Research and publish a blog post where you reflect on scenario from the perspective of a decision-maker. Used the following headings for your post:
  1. My decision-making context: Summarise your context for this activity in a sentence, for example,
    • I am reviewing the scenario through the lens of of a Head of Department of a secondary city-based school in Canada. My school is characterised by ....; or
    • I am reviewing the scenario through the lens of Chief Executive Officer of a campus-base university in Kenya. My university is characterised by ...;
  2. Overview of the scenario: Summarise the major elements of the scenario storyline you have selected in no more than 150 words providing the significant drivers of change. Remember to include web site links to the original scenario you have selected.
  3. Brainstorm list of recommended decisions: Generate a bullet list of the decisions you would recommend based on your reading of the scenario, taking into account your decision-making context above.
  4. Two most important strategic decisions: From your brainstorm list, identify the two most important decisions based on your reading of the scenario providing justifications for your recommendation (150 words)
  5. Transferability of recommended decisions for the scenarios alternatives: Evaluate the transferability of the top two decisions for the remaining scenario alternatives provided in your scenario set. Would these decisions work equally well for the alternative scenarios? Do you recommend any strategic decisions which would contribute to future success in each scenario? Summarise your findings (150 words).

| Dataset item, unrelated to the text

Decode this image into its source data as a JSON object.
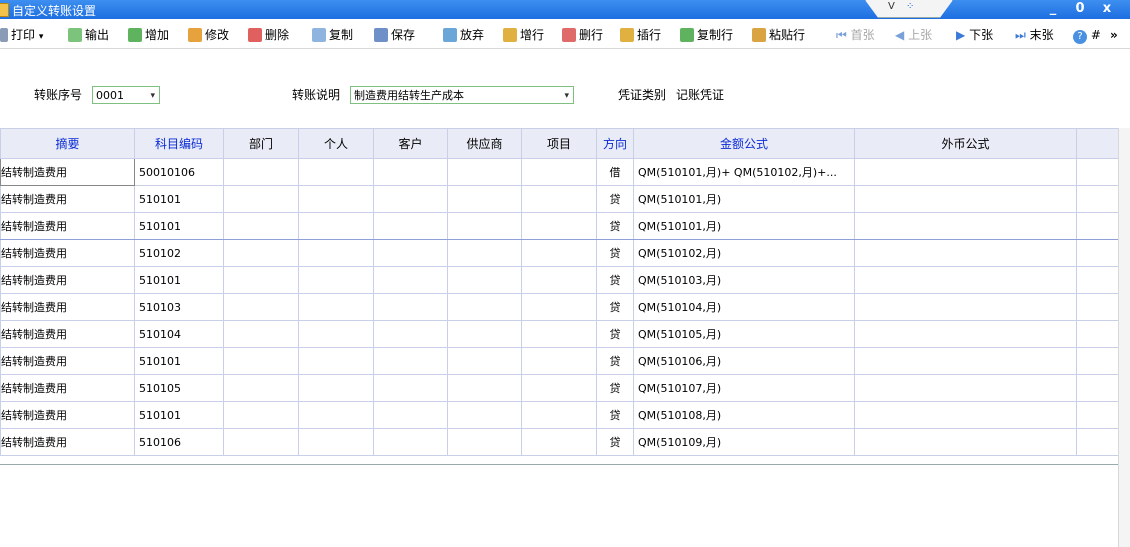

Need more direction?

If you are a participant who prefers less choice, then we recommend that you choose our DEANZ 2016 guide for programme leaders (see below). Niki has been able to apply it to higher, further and K-12 school level orgaisanistions, but early childhood education might be a step too far. In the guide you will find a range of worked examples that you can adapt to the tasks above. To make it easier still choose the first scenario called Articulation, which is also the least futuristic. Then push yourself with the requirement to contrast the applicability of your selected two decisions with the other scenarios in the set.


  1. Davis, N., Higgens, A. & Zaka, P. 2012. 2016 scenario guide to effective tertiary education in New Zealand: Planning resource for programme leaders. Wellington: Ako Aotearoa, National Centre for Tertiary Teaching Excellence.
  2. Davis, N., Higgens, A. & Zaka, P. 2012. 2016 scenario guide to effective tertiary education in New Zealand: Planning resource for senior managers. Wellington: Ako Aotearoa, National Centre for Tertiary Teaching Excellence.